INPUT DATA:
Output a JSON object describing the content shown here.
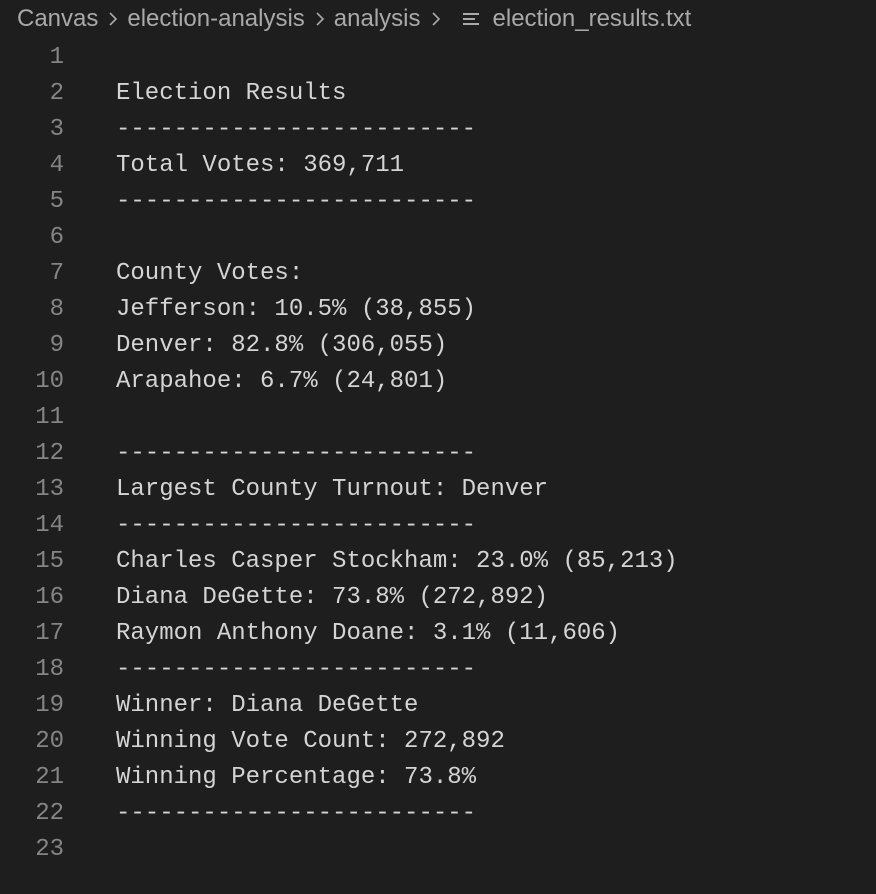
{
  "breadcrumb": {
    "items": [
      "Canvas",
      "election-analysis",
      "analysis"
    ],
    "file_icon": "text-lines-icon",
    "file_name": "election_results.txt"
  },
  "colors": {
    "background": "#1e1e1e",
    "text": "#d4d4d4",
    "line_number": "#858585",
    "breadcrumb": "#a9a9a9"
  },
  "editor": {
    "lines": [
      {
        "number": "1",
        "text": ""
      },
      {
        "number": "2",
        "text": "Election Results"
      },
      {
        "number": "3",
        "text": "-------------------------"
      },
      {
        "number": "4",
        "text": "Total Votes: 369,711"
      },
      {
        "number": "5",
        "text": "-------------------------"
      },
      {
        "number": "6",
        "text": ""
      },
      {
        "number": "7",
        "text": "County Votes:"
      },
      {
        "number": "8",
        "text": "Jefferson: 10.5% (38,855)"
      },
      {
        "number": "9",
        "text": "Denver: 82.8% (306,055)"
      },
      {
        "number": "10",
        "text": "Arapahoe: 6.7% (24,801)"
      },
      {
        "number": "11",
        "text": ""
      },
      {
        "number": "12",
        "text": "-------------------------"
      },
      {
        "number": "13",
        "text": "Largest County Turnout: Denver"
      },
      {
        "number": "14",
        "text": "-------------------------"
      },
      {
        "number": "15",
        "text": "Charles Casper Stockham: 23.0% (85,213)"
      },
      {
        "number": "16",
        "text": "Diana DeGette: 73.8% (272,892)"
      },
      {
        "number": "17",
        "text": "Raymon Anthony Doane: 3.1% (11,606)"
      },
      {
        "number": "18",
        "text": "-------------------------"
      },
      {
        "number": "19",
        "text": "Winner: Diana DeGette"
      },
      {
        "number": "20",
        "text": "Winning Vote Count: 272,892"
      },
      {
        "number": "21",
        "text": "Winning Percentage: 73.8%"
      },
      {
        "number": "22",
        "text": "-------------------------"
      },
      {
        "number": "23",
        "text": ""
      }
    ]
  }
}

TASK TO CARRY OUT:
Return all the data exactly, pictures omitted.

SOLUTION FOR THIS EXERCISE:
Output a JSON object describing the content shown here.
{
  "breadcrumb": {
    "items": [
      "Canvas",
      "election-analysis",
      "analysis"
    ],
    "file_icon": "text-lines-icon",
    "file_name": "election_results.txt"
  },
  "colors": {
    "background": "#1e1e1e",
    "text": "#d4d4d4",
    "line_number": "#858585",
    "breadcrumb": "#a9a9a9"
  },
  "editor": {
    "lines": [
      {
        "number": "1",
        "text": ""
      },
      {
        "number": "2",
        "text": "Election Results"
      },
      {
        "number": "3",
        "text": "-------------------------"
      },
      {
        "number": "4",
        "text": "Total Votes: 369,711"
      },
      {
        "number": "5",
        "text": "-------------------------"
      },
      {
        "number": "6",
        "text": ""
      },
      {
        "number": "7",
        "text": "County Votes:"
      },
      {
        "number": "8",
        "text": "Jefferson: 10.5% (38,855)"
      },
      {
        "number": "9",
        "text": "Denver: 82.8% (306,055)"
      },
      {
        "number": "10",
        "text": "Arapahoe: 6.7% (24,801)"
      },
      {
        "number": "11",
        "text": ""
      },
      {
        "number": "12",
        "text": "-------------------------"
      },
      {
        "number": "13",
        "text": "Largest County Turnout: Denver"
      },
      {
        "number": "14",
        "text": "-------------------------"
      },
      {
        "number": "15",
        "text": "Charles Casper Stockham: 23.0% (85,213)"
      },
      {
        "number": "16",
        "text": "Diana DeGette: 73.8% (272,892)"
      },
      {
        "number": "17",
        "text": "Raymon Anthony Doane: 3.1% (11,606)"
      },
      {
        "number": "18",
        "text": "-------------------------"
      },
      {
        "number": "19",
        "text": "Winner: Diana DeGette"
      },
      {
        "number": "20",
        "text": "Winning Vote Count: 272,892"
      },
      {
        "number": "21",
        "text": "Winning Percentage: 73.8%"
      },
      {
        "number": "22",
        "text": "-------------------------"
      },
      {
        "number": "23",
        "text": ""
      }
    ]
  }
}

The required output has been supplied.